Italians had been active in Democratic and Republican politics since the 1890s. By the 1920s Italians were moving increasingly toward New York's Democratic clubs. While businessman Generoso Pope emerged as a major Tammany Hall power broker, a young attorney from East Harlem, Salvatore Cotillo, was the first Italian elected to the New York State Assembly. In 1933 Italian voters made possible the election of fiery reform candidate Fiorello La Guardia as mayor of New York. The "Little Flower's" progressive mayoralty (1933-1945) transformed the civic life of New York City. New Yorkers also elected a progressive congressman of Italian descent, Vito Marcantonio, a La Guardia protege and an outspoken representative of East Harlem in the 1930s and 1940s, to represent them.

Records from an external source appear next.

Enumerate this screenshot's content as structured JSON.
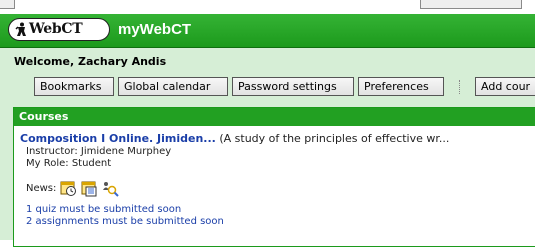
{
  "header": {
    "logo_text": "WebCT",
    "app_title": "myWebCT"
  },
  "welcome": "Welcome, Zachary Andis",
  "toolbar": {
    "bookmarks": "Bookmarks",
    "global_calendar": "Global calendar",
    "password_settings": "Password settings",
    "preferences": "Preferences",
    "add_course": "Add cour"
  },
  "courses": {
    "heading": "Courses",
    "items": [
      {
        "title": "Composition I Online. Jimiden...",
        "description": "(A study of the principles of effective wr...",
        "instructor": "Instructor: Jimidene Murphey",
        "role": "My Role: Student",
        "news_label": "News:",
        "notices": [
          "1 quiz must be submitted soon",
          "2 assignments must be submitted soon"
        ]
      }
    ]
  },
  "colors": {
    "header_green": "#1c9a1c",
    "panel_green": "#d6eed6",
    "link_blue": "#1a3ea8"
  },
  "icons": [
    "webct-figure-icon",
    "calendar-clock-icon",
    "calendar-grid-icon",
    "people-search-icon"
  ]
}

At the turn of the century, anarchists, socialists and syndicalists were active in the Italian American community. By the early 1920s, when an Italian section of the Communist Party was formed, the Left began shifting its attention away from the struggle against capitalism to the new enemy-Fascism. Mussolini came to power in Italy in 1922. The following year anti-Fascists in New York organized the Anti-Fascist Alliance of North America. Carlo Tresca, who had been a leading labor organizer, became the acknowledged leader of the anti-Fascist movement.

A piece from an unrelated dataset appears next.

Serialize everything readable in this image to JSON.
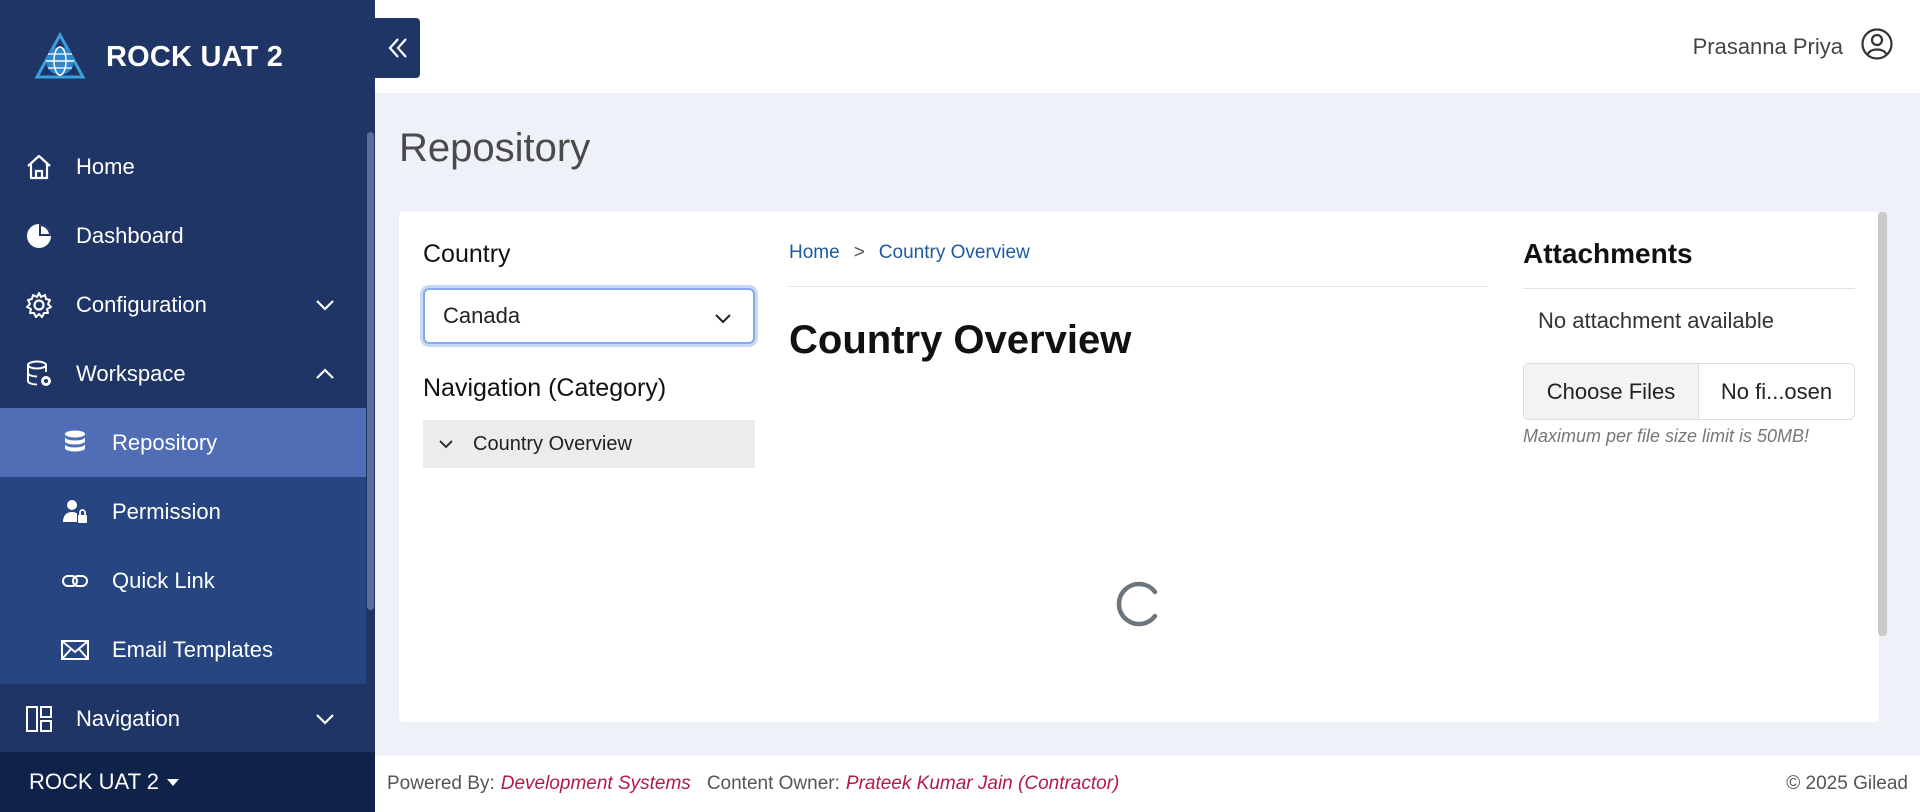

In the years between the two world wars, Mussolini's Fascist dictatorship in Italy created political divisions in New York's Italian communities. The first Fascist organization in America was established in New York in 1921. Many Italians identified with the international prestige enjoyed by Fascist leader Benito Mussolini. Violent clashes between Blackshirts and anti-Fascists often took place, culminating in a battle at the Garibaldi-Meucci house on Staten Island in 1932.